*Material provided*:
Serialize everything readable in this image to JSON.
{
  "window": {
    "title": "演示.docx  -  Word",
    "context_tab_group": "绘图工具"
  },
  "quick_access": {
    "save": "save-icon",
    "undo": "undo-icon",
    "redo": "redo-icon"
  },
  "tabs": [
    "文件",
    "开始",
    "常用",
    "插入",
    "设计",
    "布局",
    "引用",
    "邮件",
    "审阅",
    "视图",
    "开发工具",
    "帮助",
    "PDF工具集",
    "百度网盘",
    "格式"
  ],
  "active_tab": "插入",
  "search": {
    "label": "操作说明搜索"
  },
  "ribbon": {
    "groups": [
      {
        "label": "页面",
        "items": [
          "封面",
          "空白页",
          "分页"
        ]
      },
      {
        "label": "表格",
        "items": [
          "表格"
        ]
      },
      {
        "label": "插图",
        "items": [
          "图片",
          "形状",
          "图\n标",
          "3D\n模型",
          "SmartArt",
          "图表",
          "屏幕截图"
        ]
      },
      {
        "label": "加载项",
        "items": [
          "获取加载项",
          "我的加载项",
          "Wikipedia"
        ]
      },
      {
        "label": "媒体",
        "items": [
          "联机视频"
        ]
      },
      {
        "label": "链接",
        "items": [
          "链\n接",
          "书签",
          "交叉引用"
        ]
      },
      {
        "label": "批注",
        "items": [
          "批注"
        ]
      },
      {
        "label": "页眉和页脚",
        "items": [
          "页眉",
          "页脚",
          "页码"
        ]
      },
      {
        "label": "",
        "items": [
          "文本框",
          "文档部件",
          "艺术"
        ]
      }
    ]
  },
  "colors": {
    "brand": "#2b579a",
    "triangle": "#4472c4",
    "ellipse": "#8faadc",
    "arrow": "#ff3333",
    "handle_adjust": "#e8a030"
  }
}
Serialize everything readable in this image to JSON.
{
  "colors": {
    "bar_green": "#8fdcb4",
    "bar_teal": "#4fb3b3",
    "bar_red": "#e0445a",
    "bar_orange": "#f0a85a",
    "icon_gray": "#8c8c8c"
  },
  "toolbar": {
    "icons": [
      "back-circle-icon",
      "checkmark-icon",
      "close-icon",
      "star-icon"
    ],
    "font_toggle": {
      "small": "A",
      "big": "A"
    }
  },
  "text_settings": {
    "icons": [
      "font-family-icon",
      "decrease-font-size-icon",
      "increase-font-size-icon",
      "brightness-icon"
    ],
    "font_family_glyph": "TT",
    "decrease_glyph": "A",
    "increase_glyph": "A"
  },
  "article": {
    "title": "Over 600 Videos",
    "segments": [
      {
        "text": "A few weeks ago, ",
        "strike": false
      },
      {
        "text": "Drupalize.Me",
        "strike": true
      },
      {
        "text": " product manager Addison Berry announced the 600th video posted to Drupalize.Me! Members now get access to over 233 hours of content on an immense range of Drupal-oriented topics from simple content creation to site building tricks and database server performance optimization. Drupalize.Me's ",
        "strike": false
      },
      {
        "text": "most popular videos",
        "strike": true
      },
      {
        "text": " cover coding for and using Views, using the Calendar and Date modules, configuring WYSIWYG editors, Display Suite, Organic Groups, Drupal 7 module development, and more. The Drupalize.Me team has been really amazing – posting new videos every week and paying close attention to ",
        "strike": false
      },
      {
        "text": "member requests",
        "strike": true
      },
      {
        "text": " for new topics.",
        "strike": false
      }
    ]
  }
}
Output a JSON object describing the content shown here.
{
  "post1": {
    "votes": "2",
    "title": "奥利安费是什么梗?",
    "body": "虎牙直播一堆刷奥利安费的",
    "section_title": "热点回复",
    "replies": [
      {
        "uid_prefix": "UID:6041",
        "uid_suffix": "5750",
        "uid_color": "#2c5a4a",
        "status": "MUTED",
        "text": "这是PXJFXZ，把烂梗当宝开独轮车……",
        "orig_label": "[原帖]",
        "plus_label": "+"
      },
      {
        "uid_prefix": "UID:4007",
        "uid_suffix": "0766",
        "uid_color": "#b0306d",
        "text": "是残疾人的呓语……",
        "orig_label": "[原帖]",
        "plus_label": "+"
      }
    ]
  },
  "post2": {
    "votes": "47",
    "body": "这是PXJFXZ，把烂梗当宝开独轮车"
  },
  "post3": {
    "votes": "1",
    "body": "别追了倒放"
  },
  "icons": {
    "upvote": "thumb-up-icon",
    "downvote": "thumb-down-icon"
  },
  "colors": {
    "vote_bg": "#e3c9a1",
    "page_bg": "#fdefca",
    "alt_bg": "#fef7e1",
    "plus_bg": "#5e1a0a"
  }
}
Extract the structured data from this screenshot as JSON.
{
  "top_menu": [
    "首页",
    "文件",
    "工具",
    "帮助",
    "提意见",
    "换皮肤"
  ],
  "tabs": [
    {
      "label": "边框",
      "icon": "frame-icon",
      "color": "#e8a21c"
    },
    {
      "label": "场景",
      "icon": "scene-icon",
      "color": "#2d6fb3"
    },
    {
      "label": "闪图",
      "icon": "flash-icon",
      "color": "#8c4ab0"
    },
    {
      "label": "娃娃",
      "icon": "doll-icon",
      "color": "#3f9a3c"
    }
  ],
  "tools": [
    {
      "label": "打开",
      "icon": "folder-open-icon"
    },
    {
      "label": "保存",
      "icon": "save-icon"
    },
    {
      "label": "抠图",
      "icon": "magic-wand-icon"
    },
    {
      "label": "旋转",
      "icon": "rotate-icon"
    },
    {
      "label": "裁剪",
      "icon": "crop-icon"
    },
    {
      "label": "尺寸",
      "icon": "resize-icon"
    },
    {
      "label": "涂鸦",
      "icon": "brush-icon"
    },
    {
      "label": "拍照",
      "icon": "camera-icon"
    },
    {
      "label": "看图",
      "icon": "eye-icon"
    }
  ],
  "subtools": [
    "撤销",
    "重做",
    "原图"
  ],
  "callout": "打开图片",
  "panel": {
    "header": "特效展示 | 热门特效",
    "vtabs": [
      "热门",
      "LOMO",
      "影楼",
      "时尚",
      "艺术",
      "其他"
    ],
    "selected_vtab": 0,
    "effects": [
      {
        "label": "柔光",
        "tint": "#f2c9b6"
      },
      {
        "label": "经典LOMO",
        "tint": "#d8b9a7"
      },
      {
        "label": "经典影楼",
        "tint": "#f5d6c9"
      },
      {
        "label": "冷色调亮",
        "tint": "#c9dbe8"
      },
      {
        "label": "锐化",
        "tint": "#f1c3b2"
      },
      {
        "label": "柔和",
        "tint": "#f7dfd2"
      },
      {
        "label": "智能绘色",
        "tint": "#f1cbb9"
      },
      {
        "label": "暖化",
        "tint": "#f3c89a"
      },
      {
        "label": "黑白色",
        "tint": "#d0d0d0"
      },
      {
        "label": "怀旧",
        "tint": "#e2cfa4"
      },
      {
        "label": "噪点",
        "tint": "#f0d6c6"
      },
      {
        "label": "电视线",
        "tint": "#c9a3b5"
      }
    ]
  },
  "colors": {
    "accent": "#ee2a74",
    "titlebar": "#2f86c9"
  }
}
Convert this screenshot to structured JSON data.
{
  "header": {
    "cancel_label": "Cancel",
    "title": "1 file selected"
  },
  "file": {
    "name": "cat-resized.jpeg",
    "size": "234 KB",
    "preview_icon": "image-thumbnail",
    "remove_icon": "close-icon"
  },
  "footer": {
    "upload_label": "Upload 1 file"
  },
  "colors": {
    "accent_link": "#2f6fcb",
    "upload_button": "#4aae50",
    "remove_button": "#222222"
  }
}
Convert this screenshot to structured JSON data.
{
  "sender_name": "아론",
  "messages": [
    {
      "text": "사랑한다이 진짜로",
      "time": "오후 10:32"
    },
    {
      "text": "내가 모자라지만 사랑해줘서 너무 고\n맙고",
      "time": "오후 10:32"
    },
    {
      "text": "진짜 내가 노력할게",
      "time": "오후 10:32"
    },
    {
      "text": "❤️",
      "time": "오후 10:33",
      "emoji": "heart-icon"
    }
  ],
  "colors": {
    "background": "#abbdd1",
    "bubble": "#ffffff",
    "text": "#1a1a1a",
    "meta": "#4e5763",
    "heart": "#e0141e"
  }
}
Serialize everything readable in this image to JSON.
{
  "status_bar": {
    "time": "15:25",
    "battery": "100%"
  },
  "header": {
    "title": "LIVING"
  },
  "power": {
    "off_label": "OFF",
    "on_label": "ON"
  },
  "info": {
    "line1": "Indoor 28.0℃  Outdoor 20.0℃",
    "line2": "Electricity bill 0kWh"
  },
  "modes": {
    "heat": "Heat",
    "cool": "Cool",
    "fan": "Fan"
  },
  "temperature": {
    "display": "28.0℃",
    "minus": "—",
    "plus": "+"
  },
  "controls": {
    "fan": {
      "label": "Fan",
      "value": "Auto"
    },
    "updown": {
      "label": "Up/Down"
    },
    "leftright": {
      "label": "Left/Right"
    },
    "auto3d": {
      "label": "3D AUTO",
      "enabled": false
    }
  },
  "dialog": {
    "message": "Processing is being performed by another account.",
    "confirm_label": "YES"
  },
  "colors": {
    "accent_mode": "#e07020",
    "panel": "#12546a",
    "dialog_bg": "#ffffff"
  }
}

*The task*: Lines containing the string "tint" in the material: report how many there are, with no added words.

*Solution to the problem*: 12